Page and application data records:
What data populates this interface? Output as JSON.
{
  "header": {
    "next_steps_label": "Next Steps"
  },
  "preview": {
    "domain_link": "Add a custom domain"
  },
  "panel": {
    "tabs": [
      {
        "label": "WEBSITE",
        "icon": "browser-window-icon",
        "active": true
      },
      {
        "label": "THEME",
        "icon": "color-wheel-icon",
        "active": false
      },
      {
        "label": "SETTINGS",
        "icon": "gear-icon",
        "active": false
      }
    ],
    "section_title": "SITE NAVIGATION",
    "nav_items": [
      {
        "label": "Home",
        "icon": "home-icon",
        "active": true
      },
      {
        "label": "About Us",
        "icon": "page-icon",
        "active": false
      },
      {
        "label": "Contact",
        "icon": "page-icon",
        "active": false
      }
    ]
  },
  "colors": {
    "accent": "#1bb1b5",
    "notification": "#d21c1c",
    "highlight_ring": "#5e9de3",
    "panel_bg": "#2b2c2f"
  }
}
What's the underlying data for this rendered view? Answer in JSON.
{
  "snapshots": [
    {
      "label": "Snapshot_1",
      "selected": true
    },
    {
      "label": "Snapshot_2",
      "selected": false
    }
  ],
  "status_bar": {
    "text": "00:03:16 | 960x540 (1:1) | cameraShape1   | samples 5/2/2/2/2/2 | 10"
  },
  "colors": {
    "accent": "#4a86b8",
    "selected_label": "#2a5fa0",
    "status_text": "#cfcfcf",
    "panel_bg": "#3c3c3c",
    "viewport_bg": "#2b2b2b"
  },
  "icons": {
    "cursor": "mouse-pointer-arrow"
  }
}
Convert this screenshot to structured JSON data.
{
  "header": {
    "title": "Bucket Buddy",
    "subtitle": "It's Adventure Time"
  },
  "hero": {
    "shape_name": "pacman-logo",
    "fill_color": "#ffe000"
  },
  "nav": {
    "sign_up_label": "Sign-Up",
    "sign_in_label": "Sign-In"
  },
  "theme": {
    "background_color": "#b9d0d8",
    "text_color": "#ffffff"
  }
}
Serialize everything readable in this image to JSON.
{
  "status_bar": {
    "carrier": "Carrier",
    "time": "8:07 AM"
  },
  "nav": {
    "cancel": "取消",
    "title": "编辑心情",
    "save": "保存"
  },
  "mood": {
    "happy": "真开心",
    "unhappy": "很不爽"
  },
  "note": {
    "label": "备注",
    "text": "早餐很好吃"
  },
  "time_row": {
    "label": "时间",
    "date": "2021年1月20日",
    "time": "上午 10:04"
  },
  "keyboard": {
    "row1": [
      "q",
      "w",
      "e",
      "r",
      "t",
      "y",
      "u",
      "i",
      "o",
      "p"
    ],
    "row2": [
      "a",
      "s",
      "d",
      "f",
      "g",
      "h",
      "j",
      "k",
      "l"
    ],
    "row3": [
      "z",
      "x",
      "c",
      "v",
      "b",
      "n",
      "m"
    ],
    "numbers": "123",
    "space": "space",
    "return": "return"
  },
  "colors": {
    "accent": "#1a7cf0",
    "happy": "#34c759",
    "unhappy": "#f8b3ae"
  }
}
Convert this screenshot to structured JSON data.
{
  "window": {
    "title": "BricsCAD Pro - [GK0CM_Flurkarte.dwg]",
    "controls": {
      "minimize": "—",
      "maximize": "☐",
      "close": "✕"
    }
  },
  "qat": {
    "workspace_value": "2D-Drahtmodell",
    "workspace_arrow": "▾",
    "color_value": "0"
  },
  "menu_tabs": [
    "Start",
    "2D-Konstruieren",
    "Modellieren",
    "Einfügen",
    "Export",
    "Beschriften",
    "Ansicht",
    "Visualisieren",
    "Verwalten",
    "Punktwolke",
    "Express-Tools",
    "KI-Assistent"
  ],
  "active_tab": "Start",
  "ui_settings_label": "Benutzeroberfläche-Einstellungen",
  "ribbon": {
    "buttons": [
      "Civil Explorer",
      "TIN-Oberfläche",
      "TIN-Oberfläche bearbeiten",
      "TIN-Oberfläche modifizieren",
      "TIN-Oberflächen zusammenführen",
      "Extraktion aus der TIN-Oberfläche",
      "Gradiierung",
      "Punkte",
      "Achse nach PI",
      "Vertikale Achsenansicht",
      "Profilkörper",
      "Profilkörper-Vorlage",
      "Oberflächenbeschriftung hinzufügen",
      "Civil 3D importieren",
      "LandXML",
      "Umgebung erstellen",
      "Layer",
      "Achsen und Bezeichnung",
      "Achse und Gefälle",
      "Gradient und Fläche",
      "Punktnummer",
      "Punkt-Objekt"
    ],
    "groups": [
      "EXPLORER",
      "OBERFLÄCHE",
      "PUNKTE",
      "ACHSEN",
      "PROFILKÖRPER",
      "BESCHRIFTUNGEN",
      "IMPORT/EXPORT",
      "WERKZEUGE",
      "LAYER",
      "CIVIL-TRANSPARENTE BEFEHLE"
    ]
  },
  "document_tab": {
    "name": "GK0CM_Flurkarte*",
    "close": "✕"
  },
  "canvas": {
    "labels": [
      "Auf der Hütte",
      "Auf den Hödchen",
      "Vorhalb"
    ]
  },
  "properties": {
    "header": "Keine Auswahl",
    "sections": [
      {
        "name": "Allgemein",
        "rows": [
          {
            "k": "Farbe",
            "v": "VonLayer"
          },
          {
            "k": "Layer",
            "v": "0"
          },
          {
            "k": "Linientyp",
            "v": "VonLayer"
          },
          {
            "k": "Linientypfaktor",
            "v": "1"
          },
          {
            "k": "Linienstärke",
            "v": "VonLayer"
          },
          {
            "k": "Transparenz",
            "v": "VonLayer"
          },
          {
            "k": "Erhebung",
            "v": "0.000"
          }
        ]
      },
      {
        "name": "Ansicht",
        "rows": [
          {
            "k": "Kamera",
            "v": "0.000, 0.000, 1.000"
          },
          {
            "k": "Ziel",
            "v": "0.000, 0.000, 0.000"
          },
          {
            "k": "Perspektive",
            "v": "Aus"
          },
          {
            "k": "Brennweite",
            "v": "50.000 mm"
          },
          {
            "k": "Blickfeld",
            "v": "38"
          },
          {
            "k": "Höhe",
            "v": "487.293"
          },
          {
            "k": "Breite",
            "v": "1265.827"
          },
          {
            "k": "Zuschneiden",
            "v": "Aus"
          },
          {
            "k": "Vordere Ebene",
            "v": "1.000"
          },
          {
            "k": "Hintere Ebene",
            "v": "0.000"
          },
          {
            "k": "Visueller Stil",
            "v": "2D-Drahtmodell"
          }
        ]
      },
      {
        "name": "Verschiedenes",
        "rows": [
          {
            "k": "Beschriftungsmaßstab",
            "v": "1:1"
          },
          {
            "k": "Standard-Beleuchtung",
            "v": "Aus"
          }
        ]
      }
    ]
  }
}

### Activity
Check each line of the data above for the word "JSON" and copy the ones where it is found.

### Worked solution
What data populates this interface? Output as JSON.
What's the underlying data for this rendered view? Answer in JSON.
Convert this screenshot to structured JSON data.
Serialize everything readable in this image to JSON.
Convert this screenshot to structured JSON data.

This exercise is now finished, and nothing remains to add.